”Emerging Markets” typically includes the Big Four countries: Brazil, Russia, India and China, grouped as “BRIC” in a Goldman Sachs thesis arguing these economies would collectively surpass the world’s richest countries in 2050.
Variants of BRIC include BRIMC (M for Mexico, BRICS (S for South Africa, BRICA (A for GCC Arab countries – Bahrain, Kuwait, Oman, Qatar, Saudi Arabia & UAE and BRICET (E for Eastern Europe and T for Turkey). These countries have become collectively known as “Emerging Markets”.
To trade the Emerging Markets, you do not need to open an account inside Brazil, Russia, India and China, where the currency regulations make it costly (hefty taxes on dividend and income repatriation) with difficult paperwork for you to take the money out. Use the optionable Emerging Market Indexes listed in the US, as you are likely to already have a USD trading account in the US.
Remember as a self-directed options trader, it is options that you are developing as the core competency. Options remain your chosen derivative to diversify the portfolio, whichever Asset Class, Market Cap category, Sector or Geography you decide to trade. You do not need to trade the underlying asset classes directly – i.e. become a Bond trader or Currency trader – to diversify into them.
Feasibility of Diversified Retail Allocation
Is it realistic for home traders with accounts ranging from USD10K-50K to adequately diversify their portfolios to achieve an acceptable level of non-correlation? Yes.
Let’s use USD10K as the total trading capital available.
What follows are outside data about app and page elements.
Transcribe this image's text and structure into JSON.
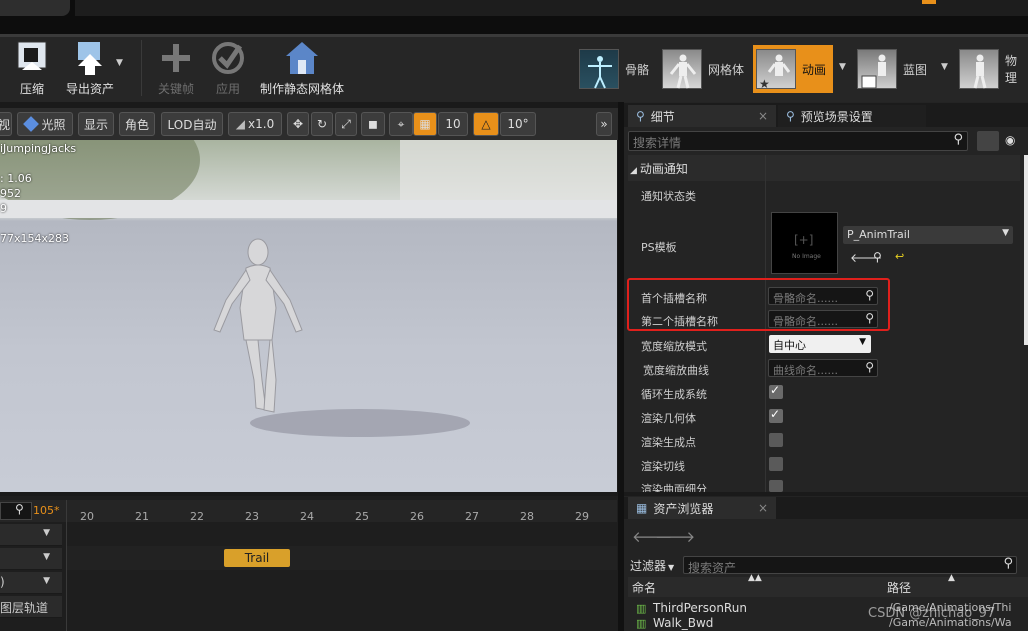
{
  "toolbar": {
    "compress": "压缩",
    "export_asset": "导出资产",
    "key_frame": "关键帧",
    "apply": "应用",
    "make_static_mesh": "制作静态网格体"
  },
  "modes": {
    "skeleton": "骨骼",
    "mesh": "网格体",
    "animation": "动画",
    "blueprint": "蓝图",
    "physics": "物理"
  },
  "viewport_toolbar": {
    "view": "视",
    "lit": "光照",
    "show": "显示",
    "character": "角色",
    "lod": "LOD自动",
    "speed": "x1.0",
    "grid_snap": "10",
    "angle_snap": "10°"
  },
  "viewport_overlay": {
    "anim_name": "iJumpingJacks",
    "rate": ": 1.06",
    "line2": "952",
    "line3": "9",
    "bounds": "77x154x283"
  },
  "timeline": {
    "current_frame": "105*",
    "ticks": [
      "20",
      "21",
      "22",
      "23",
      "24",
      "25",
      "26",
      "27",
      "28",
      "29"
    ],
    "track_labels": [
      "",
      "",
      ")",
      "图层轨道"
    ],
    "notify_label": "Trail"
  },
  "details": {
    "tab_details": "细节",
    "tab_preview": "预览场景设置",
    "search_placeholder": "搜索详情",
    "section": "动画通知",
    "notify_state_class": "通知状态类",
    "ps_template": "PS模板",
    "ps_value": "P_AnimTrail",
    "no_image": "No Image",
    "first_socket": "首个插槽名称",
    "second_socket": "第二个插槽名称",
    "bone_placeholder": "骨骼命名......",
    "width_scale_mode": "宽度缩放模式",
    "width_scale_value": "自中心",
    "width_scale_curve": "宽度缩放曲线",
    "curve_placeholder": "曲线命名......",
    "loop_system": "循环生成系统",
    "render_geometry": "渲染几何体",
    "render_spawn_points": "渲染生成点",
    "render_tangents": "渲染切线",
    "render_tessellation": "渲染曲面细分"
  },
  "asset_browser": {
    "tab": "资产浏览器",
    "filter": "过滤器",
    "search_placeholder": "搜索资产",
    "col_name": "命名",
    "col_path": "路径",
    "rows": [
      {
        "name": "ThirdPersonRun",
        "path": "/Game/Animations/Thi"
      },
      {
        "name": "Walk_Bwd",
        "path": "/Game/Animations/Wa"
      }
    ]
  },
  "watermark": "CSDN @zhichao_97",
  "colors": {
    "accent_orange": "#e8901a",
    "highlight_red": "#e0201c",
    "mode_active": "#e8901a"
  }
}
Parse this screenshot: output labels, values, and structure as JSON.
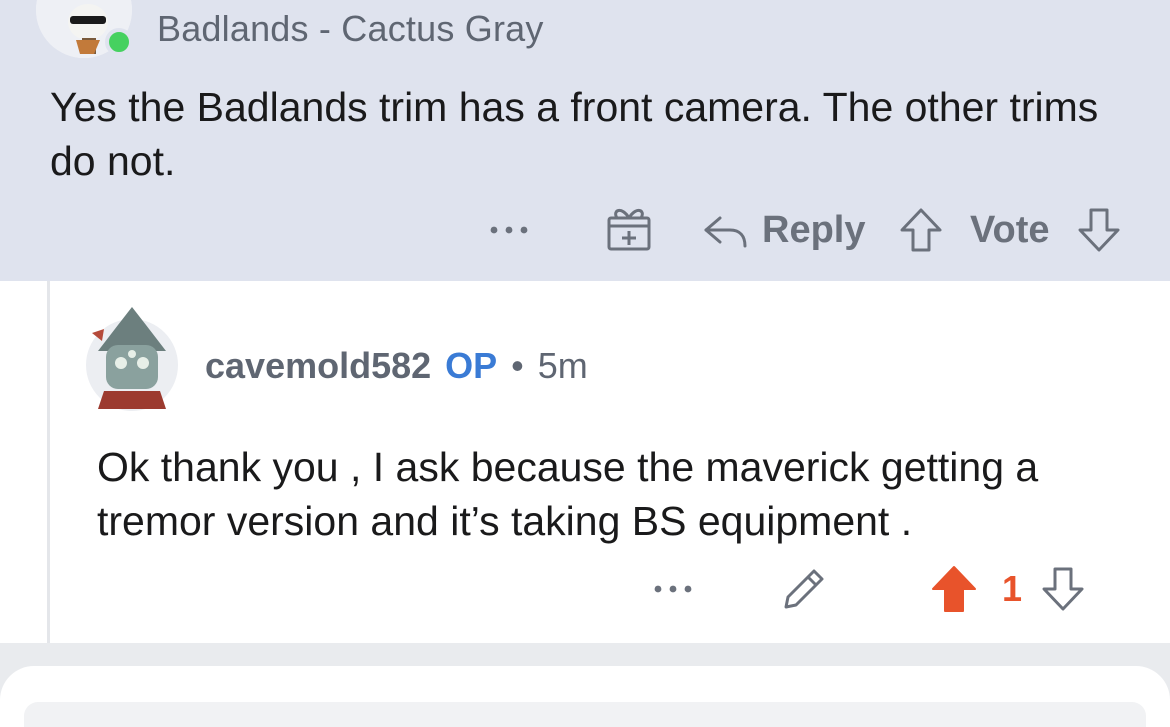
{
  "comment": {
    "flair": "Badlands - Cactus Gray",
    "body": "Yes the Badlands trim has a front camera. The other trims do not.",
    "actions": {
      "more": "•••",
      "reply_label": "Reply",
      "vote_label": "Vote"
    }
  },
  "reply": {
    "username": "cavemold582",
    "op_badge": "OP",
    "separator": "•",
    "time": "5m",
    "body": "Ok thank you , I ask because the maverick getting a tremor version and it’s taking BS equipment .",
    "actions": {
      "more": "•••",
      "vote_count": "1",
      "upvoted": true
    }
  },
  "colors": {
    "highlight_bg": "#dfe3ee",
    "upvote_orange": "#e8532b",
    "op_blue": "#3a7bd5",
    "online_green": "#46d160",
    "meta_gray": "#5f6672"
  },
  "icons": {
    "top": [
      "more-icon",
      "award-gift-icon",
      "reply-arrow-icon",
      "upvote-outline-icon",
      "downvote-outline-icon"
    ],
    "reply": [
      "more-icon",
      "edit-pencil-icon",
      "upvote-filled-icon",
      "downvote-outline-icon"
    ],
    "status": "online-status-dot"
  }
}
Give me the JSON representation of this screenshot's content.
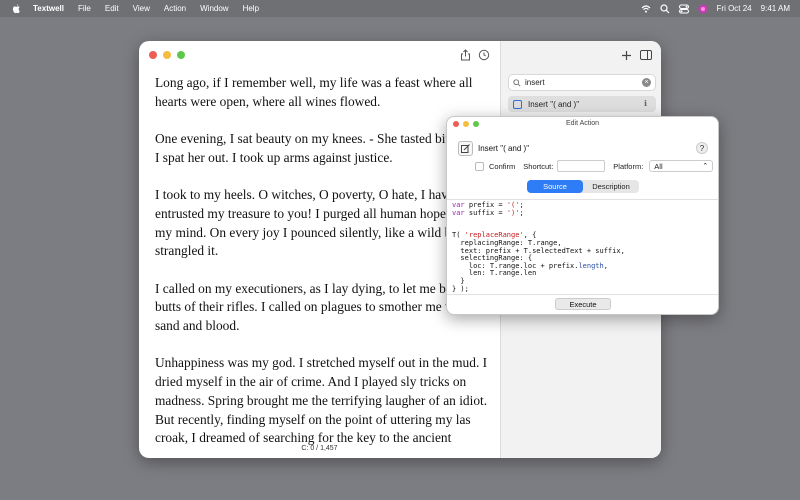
{
  "menubar": {
    "app_name": "Textwell",
    "items": [
      "File",
      "Edit",
      "View",
      "Action",
      "Window",
      "Help"
    ],
    "date": "Fri Oct 24",
    "time": "9:41 AM"
  },
  "document": {
    "paragraphs": [
      "Long ago, if I remember well, my life was a feast where all hearts were open, where all wines flowed.",
      "One evening, I sat beauty on my knees. - She tasted bitter. And I spat her out. I took up arms against justice.",
      "I took to my heels. O witches, O poverty, O hate, I have entrusted my treasure to you! I purged all human hope from my mind. On every joy I pounced silently, like a wild beast and strangled it.",
      "I called on my executioners, as I lay dying, to let me bite the butts of their rifles. I called on plagues to smother me with sand and blood.",
      "Unhappiness was my god. I stretched myself out in the mud. I dried myself in the air of crime. And I played sly tricks on madness. Spring brought me the terrifying laugher of an idiot. But recently, finding myself on the point of uttering my las croak, I dreamed of searching for the key to the ancient"
    ],
    "status": "C: 0 / 1,457"
  },
  "sidebar": {
    "search_value": "insert",
    "items": [
      {
        "label": "Insert \"( and )\""
      }
    ]
  },
  "edit_action": {
    "title": "Edit Action",
    "name": "Insert \"( and )\"",
    "confirm_label": "Confirm",
    "shortcut_label": "Shortcut:",
    "platform_label": "Platform:",
    "platform_value": "All",
    "tabs": [
      "Source",
      "Description"
    ],
    "execute_label": "Execute"
  }
}
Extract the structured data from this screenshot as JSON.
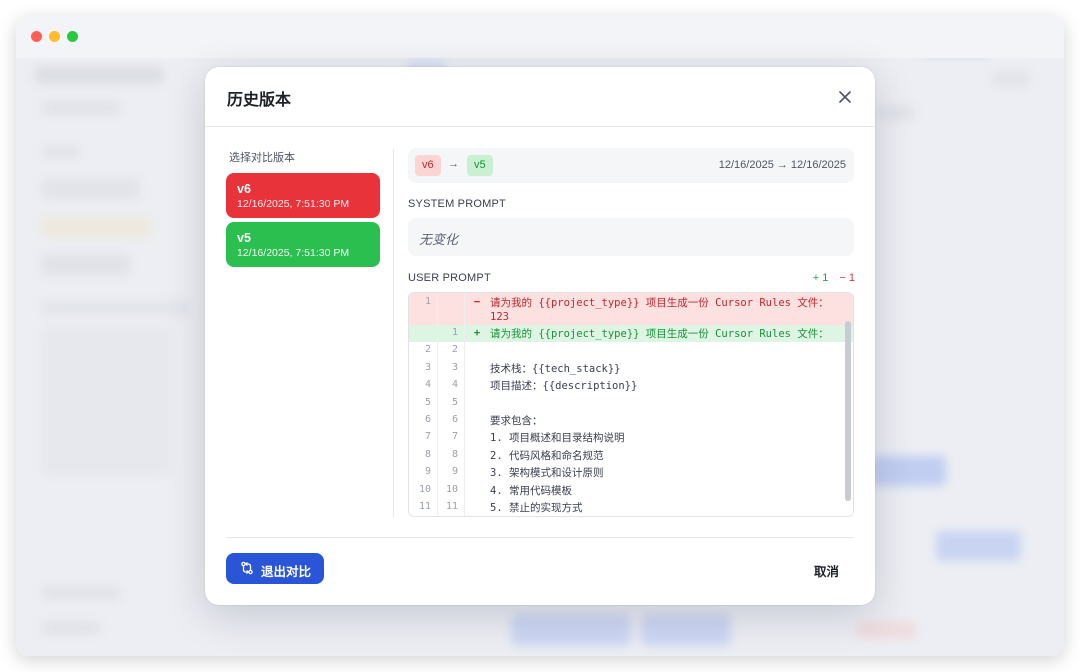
{
  "window": {
    "controls": [
      "close",
      "minimize",
      "maximize"
    ]
  },
  "modal": {
    "title": "历史版本",
    "close_icon": "close-icon",
    "versions_label": "选择对比版本",
    "versions": [
      {
        "name": "v6",
        "time": "12/16/2025, 7:51:30 PM",
        "color": "#e8333b"
      },
      {
        "name": "v5",
        "time": "12/16/2025, 7:51:30 PM",
        "color": "#2bbf4f"
      }
    ],
    "compare": {
      "from": "v6",
      "arrow": "→",
      "to": "v5",
      "dates": "12/16/2025 → 12/16/2025"
    },
    "system_prompt": {
      "label": "SYSTEM PROMPT",
      "content": "无变化"
    },
    "user_prompt": {
      "label": "USER PROMPT",
      "added": "+ 1",
      "removed": "− 1",
      "lines": [
        {
          "type": "del",
          "old": "1",
          "new": "",
          "mark": "−",
          "text": "请为我的 {{project_type}} 项目生成一份 Cursor Rules 文件：123"
        },
        {
          "type": "add",
          "old": "",
          "new": "1",
          "mark": "+",
          "text": "请为我的 {{project_type}} 项目生成一份 Cursor Rules 文件："
        },
        {
          "type": "ctx",
          "old": "2",
          "new": "2",
          "mark": "",
          "text": ""
        },
        {
          "type": "ctx",
          "old": "3",
          "new": "3",
          "mark": "",
          "text": "技术栈：{{tech_stack}}"
        },
        {
          "type": "ctx",
          "old": "4",
          "new": "4",
          "mark": "",
          "text": "项目描述：{{description}}"
        },
        {
          "type": "ctx",
          "old": "5",
          "new": "5",
          "mark": "",
          "text": ""
        },
        {
          "type": "ctx",
          "old": "6",
          "new": "6",
          "mark": "",
          "text": "要求包含："
        },
        {
          "type": "ctx",
          "old": "7",
          "new": "7",
          "mark": "",
          "text": "1. 项目概述和目录结构说明"
        },
        {
          "type": "ctx",
          "old": "8",
          "new": "8",
          "mark": "",
          "text": "2. 代码风格和命名规范"
        },
        {
          "type": "ctx",
          "old": "9",
          "new": "9",
          "mark": "",
          "text": "3. 架构模式和设计原则"
        },
        {
          "type": "ctx",
          "old": "10",
          "new": "10",
          "mark": "",
          "text": "4. 常用代码模板"
        },
        {
          "type": "ctx",
          "old": "11",
          "new": "11",
          "mark": "",
          "text": "5. 禁止的实现方式"
        }
      ]
    },
    "footer": {
      "exit_label": "退出对比",
      "exit_icon": "git-compare-icon",
      "cancel_label": "取消"
    }
  },
  "colors": {
    "primary": "#2a55d6",
    "danger": "#e8333b",
    "success": "#2bbf4f"
  }
}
Most money management rules typically advise allocating 1%-3% or 2%-5% per trade.
Using 5% as the higher end of that rule = 5% x $10,000 = $500 per trade.
Bond ETFs: 2 trades x $500 = $1,000
Sector Indexes: 2 trades x $500 = $1,000
Currency ETFs: 2 trades x $500 = $1,000
Geography: 2 trades x $500 = $1,000
Commodities: 2 trades x $500 = $1,000
$5,000 is below where a USD10K account is considered fully allocated out. $6,000/$10,000 = 60% of the portfolio is allocated out with 40% of cash reserved to restart trading in a business in the event that losses mount up. Typically, an allocation of ~60% is deemed to be “fully allocated”. Allocating 70+% of available cash would be an aggressive allocation (versus balanced). Reserve about 40% of capital to restart the home trading – blowing up your account is final – there is no bail out package for a self–funded business. As demonstrated it is possible to satisfy structured diversification with a full allocation, given a portfolio size of USD10K.
Typically, home traders should try to keep within a maximum of 10–12 open positions at any given point in time. Otherwise, there are too many positions to practically manage on an on-going basis. The "Trade Desk" is you, not a team.